Following is the speech (English only) by the Financial Secretary, Mr Henry Tang, at the Hong Kong Federation of Insurers 2004 Annual Dinner at Conrad Hotel this (April 2) evening:
Mr Edward Lau, Distinguished Guests, Ladies and Gentlemen,
I am very pleased to join you tonight at this distinguished gathering of the insurance industry.
The Hong Kong Federation of Insurers has been playing a significant role in promoting the growth of Hong Kong's insurance industry since its inception in 1988. With over 180 insurance companies in Hong Kong, we take pride in having the highest concentration of insurance players in Asia and one of the most open insurance markets in the world. Employing over 50,000 people and with an annual premium income of more than HK$100 billion, the insurance industry continues to be a key sector of our financial industry and a solid pillar of our economy.

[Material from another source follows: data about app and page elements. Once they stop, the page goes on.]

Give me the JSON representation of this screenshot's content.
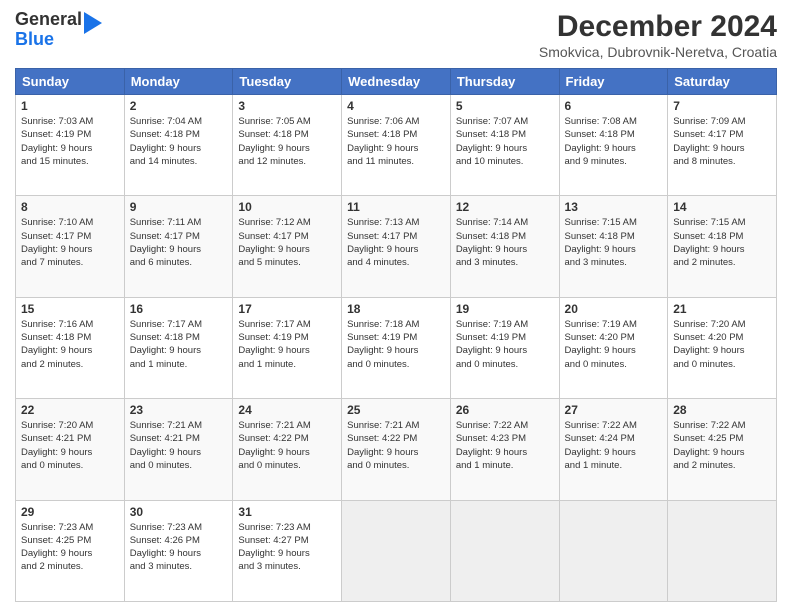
{
  "logo": {
    "line1": "General",
    "line2": "Blue"
  },
  "title": "December 2024",
  "subtitle": "Smokvica, Dubrovnik-Neretva, Croatia",
  "headers": [
    "Sunday",
    "Monday",
    "Tuesday",
    "Wednesday",
    "Thursday",
    "Friday",
    "Saturday"
  ],
  "weeks": [
    [
      {
        "day": "1",
        "info": "Sunrise: 7:03 AM\nSunset: 4:19 PM\nDaylight: 9 hours\nand 15 minutes."
      },
      {
        "day": "2",
        "info": "Sunrise: 7:04 AM\nSunset: 4:18 PM\nDaylight: 9 hours\nand 14 minutes."
      },
      {
        "day": "3",
        "info": "Sunrise: 7:05 AM\nSunset: 4:18 PM\nDaylight: 9 hours\nand 12 minutes."
      },
      {
        "day": "4",
        "info": "Sunrise: 7:06 AM\nSunset: 4:18 PM\nDaylight: 9 hours\nand 11 minutes."
      },
      {
        "day": "5",
        "info": "Sunrise: 7:07 AM\nSunset: 4:18 PM\nDaylight: 9 hours\nand 10 minutes."
      },
      {
        "day": "6",
        "info": "Sunrise: 7:08 AM\nSunset: 4:18 PM\nDaylight: 9 hours\nand 9 minutes."
      },
      {
        "day": "7",
        "info": "Sunrise: 7:09 AM\nSunset: 4:17 PM\nDaylight: 9 hours\nand 8 minutes."
      }
    ],
    [
      {
        "day": "8",
        "info": "Sunrise: 7:10 AM\nSunset: 4:17 PM\nDaylight: 9 hours\nand 7 minutes."
      },
      {
        "day": "9",
        "info": "Sunrise: 7:11 AM\nSunset: 4:17 PM\nDaylight: 9 hours\nand 6 minutes."
      },
      {
        "day": "10",
        "info": "Sunrise: 7:12 AM\nSunset: 4:17 PM\nDaylight: 9 hours\nand 5 minutes."
      },
      {
        "day": "11",
        "info": "Sunrise: 7:13 AM\nSunset: 4:17 PM\nDaylight: 9 hours\nand 4 minutes."
      },
      {
        "day": "12",
        "info": "Sunrise: 7:14 AM\nSunset: 4:18 PM\nDaylight: 9 hours\nand 3 minutes."
      },
      {
        "day": "13",
        "info": "Sunrise: 7:15 AM\nSunset: 4:18 PM\nDaylight: 9 hours\nand 3 minutes."
      },
      {
        "day": "14",
        "info": "Sunrise: 7:15 AM\nSunset: 4:18 PM\nDaylight: 9 hours\nand 2 minutes."
      }
    ],
    [
      {
        "day": "15",
        "info": "Sunrise: 7:16 AM\nSunset: 4:18 PM\nDaylight: 9 hours\nand 2 minutes."
      },
      {
        "day": "16",
        "info": "Sunrise: 7:17 AM\nSunset: 4:18 PM\nDaylight: 9 hours\nand 1 minute."
      },
      {
        "day": "17",
        "info": "Sunrise: 7:17 AM\nSunset: 4:19 PM\nDaylight: 9 hours\nand 1 minute."
      },
      {
        "day": "18",
        "info": "Sunrise: 7:18 AM\nSunset: 4:19 PM\nDaylight: 9 hours\nand 0 minutes."
      },
      {
        "day": "19",
        "info": "Sunrise: 7:19 AM\nSunset: 4:19 PM\nDaylight: 9 hours\nand 0 minutes."
      },
      {
        "day": "20",
        "info": "Sunrise: 7:19 AM\nSunset: 4:20 PM\nDaylight: 9 hours\nand 0 minutes."
      },
      {
        "day": "21",
        "info": "Sunrise: 7:20 AM\nSunset: 4:20 PM\nDaylight: 9 hours\nand 0 minutes."
      }
    ],
    [
      {
        "day": "22",
        "info": "Sunrise: 7:20 AM\nSunset: 4:21 PM\nDaylight: 9 hours\nand 0 minutes."
      },
      {
        "day": "23",
        "info": "Sunrise: 7:21 AM\nSunset: 4:21 PM\nDaylight: 9 hours\nand 0 minutes."
      },
      {
        "day": "24",
        "info": "Sunrise: 7:21 AM\nSunset: 4:22 PM\nDaylight: 9 hours\nand 0 minutes."
      },
      {
        "day": "25",
        "info": "Sunrise: 7:21 AM\nSunset: 4:22 PM\nDaylight: 9 hours\nand 0 minutes."
      },
      {
        "day": "26",
        "info": "Sunrise: 7:22 AM\nSunset: 4:23 PM\nDaylight: 9 hours\nand 1 minute."
      },
      {
        "day": "27",
        "info": "Sunrise: 7:22 AM\nSunset: 4:24 PM\nDaylight: 9 hours\nand 1 minute."
      },
      {
        "day": "28",
        "info": "Sunrise: 7:22 AM\nSunset: 4:25 PM\nDaylight: 9 hours\nand 2 minutes."
      }
    ],
    [
      {
        "day": "29",
        "info": "Sunrise: 7:23 AM\nSunset: 4:25 PM\nDaylight: 9 hours\nand 2 minutes."
      },
      {
        "day": "30",
        "info": "Sunrise: 7:23 AM\nSunset: 4:26 PM\nDaylight: 9 hours\nand 3 minutes."
      },
      {
        "day": "31",
        "info": "Sunrise: 7:23 AM\nSunset: 4:27 PM\nDaylight: 9 hours\nand 3 minutes."
      },
      null,
      null,
      null,
      null
    ]
  ]
}
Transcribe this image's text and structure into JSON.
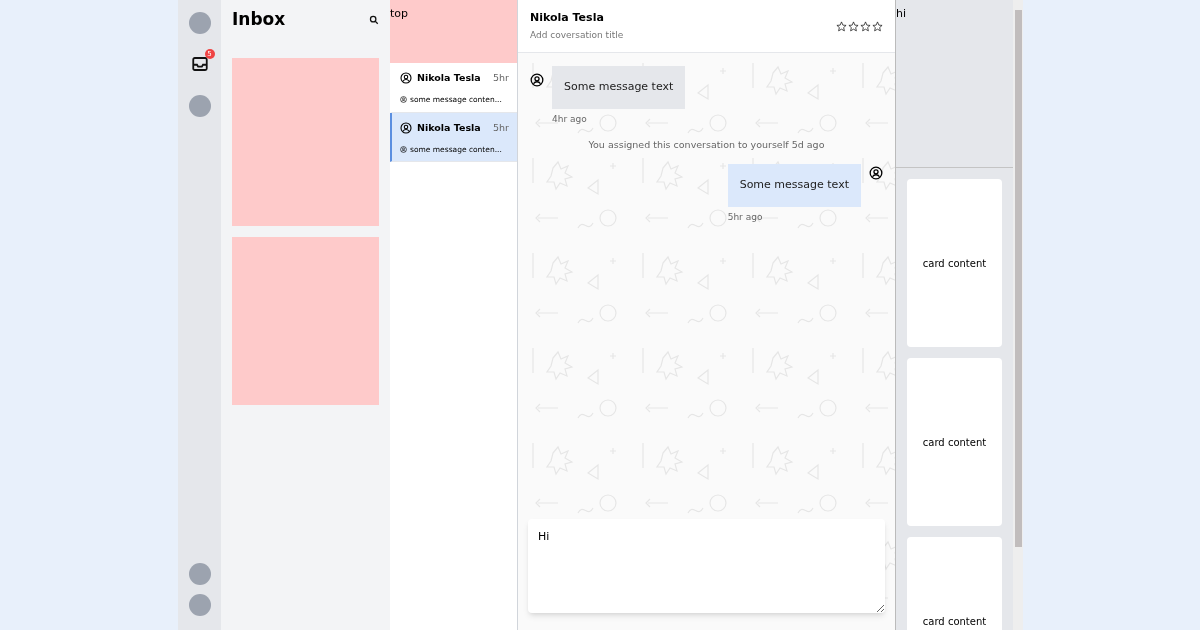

Notwithstanding the impact of SARS, the Hong Kong insurance industry performed rather well in 2003. The general insurance business recorded a underwriting profit of $1.6 billion and the life insurance business continued to achieve double-digit growth in premium income, indeed for the 11th year in a row. This impressive performance is testimony to the resilience of the Hong Kong insurance industry and the vitality of our insurance professionals.
Building on this solid foundation, the Government is committed to promoting the continued growth of the insurance industry. Our guiding principle is 'market leads and government facilitates'. The critical factors for business success are quick responses, flexibility and ability to foresee where the market is leading. These are the strengths shared by our successful entrepreneurs like many of you here. As a facilitator, the Government will strive to provide a conducive environment which allows private enterprises and talents to flourish. The Government will continue to uphold a business-friendly and effective regulatory framework, ensure a level-playing field, and enhance Hong Kong's competitiveness through upgrading human resources and promoting life-long learning. A notable example is the joint efforts made by the Office of the Commissioner of Insurance and the industry in launching the Quality Assurance Scheme for Insurance Intermediaries in 2000. The Scheme has been refined from time to time since then.
With our modern financial infrastructure and a large pool of insurance talents, Hong Kong is well placed to capitalize on the business opportunities offered by the Mainland's fast-growing economy. Last year, the Mainland's total premium income surged to US$47 billion, an impressive growth of 27% over 2002. The landmark free trade deal between the Mainland and Hong Kong, CEPA, provides Hong Kong insurance industry with a range of 'first mover' advantages. Most notably, our insurance companies are now permitted to form strategic alliances with Mainland firms to meet the market entry requirements.
Through CEPA, we have also made good progress in mutual recognition of qualifications and practising requirements for our insurance profession. The Office of the Commissioner of Insurance and the China Insurance Regulatory Commission have agreed in principle to set up an examination centre in Hong Kong to hold the Mainland Qualifying Examinations for Insurance Intermediaries. This new arrangement will substantially simplify the procedures for Hong Kong insurance practitioners to attain the necessary Mainland qualifications.
I am delighted to learn that some insurance companies and practitioners are already actively pursuing or exploring the opportunities provided under CEPA. I am confident that these companies and practitioners would display the same dynamism and professionalism as in Hong Kong, and that their presence would in turn facilitate the development of the Mainland insurance market. CEPA is surely a "win-win" strategy to both the Mainland and Hong Kong.
At the same time, we must not lose sight of the opportunities in Hong Kong. I am told that in terms of the number of life insurance policies per fixed population, Hong Kong's insurance penetration rate is still below that of many other advanced economies. This means there is plenty of room for expansion of our local insurance industry. Higher community awareness of insurance protection not only means business opportunities for the insurance industry, but also helps nurture the spirit of self-reliance, and in the longer term, lessens our future generations' burden in providing medical and health services for the elderly.
Ladies and Gentlemen, as the key representative body of the insurance industry, the Hong Kong Federation of Insurers has contributed so much to the industry and to Hong Kong as a whole. I am sure the Federation will continue its marvelous work. I wish you every success in your endeavors.
Thank you very much.
Ends/Friday, April 2, 2004